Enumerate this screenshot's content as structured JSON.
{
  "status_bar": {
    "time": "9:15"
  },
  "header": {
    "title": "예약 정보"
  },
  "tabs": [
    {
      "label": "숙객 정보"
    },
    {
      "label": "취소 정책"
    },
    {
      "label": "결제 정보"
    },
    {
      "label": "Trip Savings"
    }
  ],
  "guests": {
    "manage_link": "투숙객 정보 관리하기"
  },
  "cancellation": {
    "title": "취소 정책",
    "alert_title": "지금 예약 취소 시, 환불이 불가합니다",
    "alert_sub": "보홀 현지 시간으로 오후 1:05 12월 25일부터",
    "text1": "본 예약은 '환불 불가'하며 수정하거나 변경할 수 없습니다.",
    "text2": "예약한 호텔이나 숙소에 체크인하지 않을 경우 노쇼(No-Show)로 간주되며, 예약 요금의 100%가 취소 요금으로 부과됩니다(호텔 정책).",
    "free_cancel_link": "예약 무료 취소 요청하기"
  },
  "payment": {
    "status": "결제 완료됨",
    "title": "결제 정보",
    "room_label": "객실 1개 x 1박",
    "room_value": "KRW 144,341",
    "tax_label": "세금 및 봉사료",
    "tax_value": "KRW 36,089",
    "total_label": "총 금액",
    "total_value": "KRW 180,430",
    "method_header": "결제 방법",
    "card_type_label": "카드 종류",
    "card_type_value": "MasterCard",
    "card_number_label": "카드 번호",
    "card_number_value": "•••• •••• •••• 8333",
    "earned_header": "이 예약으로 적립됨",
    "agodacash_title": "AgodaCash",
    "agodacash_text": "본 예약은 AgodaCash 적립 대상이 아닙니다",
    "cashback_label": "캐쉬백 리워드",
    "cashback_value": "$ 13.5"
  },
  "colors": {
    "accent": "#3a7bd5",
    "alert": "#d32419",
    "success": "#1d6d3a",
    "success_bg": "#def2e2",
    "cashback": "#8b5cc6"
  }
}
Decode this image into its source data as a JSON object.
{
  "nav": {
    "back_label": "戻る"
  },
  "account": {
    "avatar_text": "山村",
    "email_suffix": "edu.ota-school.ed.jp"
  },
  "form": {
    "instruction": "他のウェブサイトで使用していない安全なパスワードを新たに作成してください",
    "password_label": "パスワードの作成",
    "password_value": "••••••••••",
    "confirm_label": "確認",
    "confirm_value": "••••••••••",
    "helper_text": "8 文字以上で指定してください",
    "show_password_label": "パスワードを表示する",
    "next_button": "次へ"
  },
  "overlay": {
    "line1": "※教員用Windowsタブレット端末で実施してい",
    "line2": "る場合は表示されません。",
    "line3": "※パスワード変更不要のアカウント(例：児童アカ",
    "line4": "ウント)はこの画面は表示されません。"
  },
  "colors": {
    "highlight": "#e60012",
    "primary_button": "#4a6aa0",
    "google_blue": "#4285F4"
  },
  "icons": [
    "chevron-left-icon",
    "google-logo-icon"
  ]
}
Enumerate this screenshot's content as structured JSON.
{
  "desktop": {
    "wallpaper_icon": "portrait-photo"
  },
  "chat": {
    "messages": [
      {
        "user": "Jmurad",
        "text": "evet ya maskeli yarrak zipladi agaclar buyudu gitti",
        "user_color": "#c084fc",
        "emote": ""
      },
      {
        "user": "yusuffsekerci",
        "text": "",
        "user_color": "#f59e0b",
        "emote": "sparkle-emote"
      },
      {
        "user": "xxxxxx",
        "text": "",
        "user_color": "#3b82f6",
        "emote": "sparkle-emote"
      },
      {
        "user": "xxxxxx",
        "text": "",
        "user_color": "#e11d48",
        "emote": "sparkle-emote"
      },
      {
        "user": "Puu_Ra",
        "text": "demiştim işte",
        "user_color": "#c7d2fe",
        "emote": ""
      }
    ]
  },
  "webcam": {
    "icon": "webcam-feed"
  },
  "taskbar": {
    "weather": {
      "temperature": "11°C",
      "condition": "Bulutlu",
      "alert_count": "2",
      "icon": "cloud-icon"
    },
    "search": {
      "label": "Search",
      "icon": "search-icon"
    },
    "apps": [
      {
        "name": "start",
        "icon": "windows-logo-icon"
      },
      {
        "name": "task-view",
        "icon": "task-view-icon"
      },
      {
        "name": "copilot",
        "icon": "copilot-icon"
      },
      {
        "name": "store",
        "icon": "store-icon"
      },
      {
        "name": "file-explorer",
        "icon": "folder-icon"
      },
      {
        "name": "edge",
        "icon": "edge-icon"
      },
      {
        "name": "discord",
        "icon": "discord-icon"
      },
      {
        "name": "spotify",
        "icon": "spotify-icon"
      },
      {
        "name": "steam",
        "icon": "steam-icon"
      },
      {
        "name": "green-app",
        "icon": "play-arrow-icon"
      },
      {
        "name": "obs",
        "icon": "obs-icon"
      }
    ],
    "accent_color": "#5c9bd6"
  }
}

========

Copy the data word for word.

Enumerate this screenshot's content as structured JSON.
{
  "status_bar": {
    "time": "9:15"
  },
  "header": {
    "title": "예약 정보"
  },
  "tabs": [
    {
      "label": "숙객 정보"
    },
    {
      "label": "취소 정책"
    },
    {
      "label": "결제 정보"
    },
    {
      "label": "Trip Savings"
    }
  ],
  "guests": {
    "manage_link": "투숙객 정보 관리하기"
  },
  "cancellation": {
    "title": "취소 정책",
    "alert_title": "지금 예약 취소 시, 환불이 불가합니다",
    "alert_sub": "보홀 현지 시간으로 오후 1:05 12월 25일부터",
    "text1": "본 예약은 '환불 불가'하며 수정하거나 변경할 수 없습니다.",
    "text2": "예약한 호텔이나 숙소에 체크인하지 않을 경우 노쇼(No-Show)로 간주되며, 예약 요금의 100%가 취소 요금으로 부과됩니다(호텔 정책).",
    "free_cancel_link": "예약 무료 취소 요청하기"
  },
  "payment": {
    "status": "결제 완료됨",
    "title": "결제 정보",
    "room_label": "객실 1개 x 1박",
    "room_value": "KRW 144,341",
    "tax_label": "세금 및 봉사료",
    "tax_value": "KRW 36,089",
    "total_label": "총 금액",
    "total_value": "KRW 180,430",
    "method_header": "결제 방법",
    "card_type_label": "카드 종류",
    "card_type_value": "MasterCard",
    "card_number_label": "카드 번호",
    "card_number_value": "•••• •••• •••• 8333",
    "earned_header": "이 예약으로 적립됨",
    "agodacash_title": "AgodaCash",
    "agodacash_text": "본 예약은 AgodaCash 적립 대상이 아닙니다",
    "cashback_label": "캐쉬백 리워드",
    "cashback_value": "$ 13.5"
  },
  "colors": {
    "accent": "#3a7bd5",
    "alert": "#d32419",
    "success": "#1d6d3a",
    "success_bg": "#def2e2",
    "cashback": "#8b5cc6"
  }
}
Decode this image into its source data as a JSON object.
{
  "nav": {
    "back_label": "戻る"
  },
  "account": {
    "avatar_text": "山村",
    "email_suffix": "edu.ota-school.ed.jp"
  },
  "form": {
    "instruction": "他のウェブサイトで使用していない安全なパスワードを新たに作成してください",
    "password_label": "パスワードの作成",
    "password_value": "••••••••••",
    "confirm_label": "確認",
    "confirm_value": "••••••••••",
    "helper_text": "8 文字以上で指定してください",
    "show_password_label": "パスワードを表示する",
    "next_button": "次へ"
  },
  "overlay": {
    "line1": "※教員用Windowsタブレット端末で実施してい",
    "line2": "る場合は表示されません。",
    "line3": "※パスワード変更不要のアカウント(例：児童アカ",
    "line4": "ウント)はこの画面は表示されません。"
  },
  "colors": {
    "highlight": "#e60012",
    "primary_button": "#4a6aa0",
    "google_blue": "#4285F4"
  },
  "icons": [
    "chevron-left-icon",
    "google-logo-icon"
  ]
}
Enumerate this screenshot's content as structured JSON.
{
  "desktop": {
    "wallpaper_icon": "portrait-photo"
  },
  "chat": {
    "messages": [
      {
        "user": "Jmurad",
        "text": "evet ya maskeli yarrak zipladi agaclar buyudu gitti",
        "user_color": "#c084fc",
        "emote": ""
      },
      {
        "user": "yusuffsekerci",
        "text": "",
        "user_color": "#f59e0b",
        "emote": "sparkle-emote"
      },
      {
        "user": "xxxxxx",
        "text": "",
        "user_color": "#3b82f6",
        "emote": "sparkle-emote"
      },
      {
        "user": "xxxxxx",
        "text": "",
        "user_color": "#e11d48",
        "emote": "sparkle-emote"
      },
      {
        "user": "Puu_Ra",
        "text": "demiştim işte",
        "user_color": "#c7d2fe",
        "emote": ""
      }
    ]
  },
  "webcam": {
    "icon": "webcam-feed"
  },
  "taskbar": {
    "weather": {
      "temperature": "11°C",
      "condition": "Bulutlu",
      "alert_count": "2",
      "icon": "cloud-icon"
    },
    "search": {
      "label": "Search",
      "icon": "search-icon"
    },
    "apps": [
      {
        "name": "start",
        "icon": "windows-logo-icon"
      },
      {
        "name": "task-view",
        "icon": "task-view-icon"
      },
      {
        "name": "copilot",
        "icon": "copilot-icon"
      },
      {
        "name": "store",
        "icon": "store-icon"
      },
      {
        "name": "file-explorer",
        "icon": "folder-icon"
      },
      {
        "name": "edge",
        "icon": "edge-icon"
      },
      {
        "name": "discord",
        "icon": "discord-icon"
      },
      {
        "name": "spotify",
        "icon": "spotify-icon"
      },
      {
        "name": "steam",
        "icon": "steam-icon"
      },
      {
        "name": "green-app",
        "icon": "play-arrow-icon"
      },
      {
        "name": "obs",
        "icon": "obs-icon"
      }
    ],
    "accent_color": "#5c9bd6"
  }
}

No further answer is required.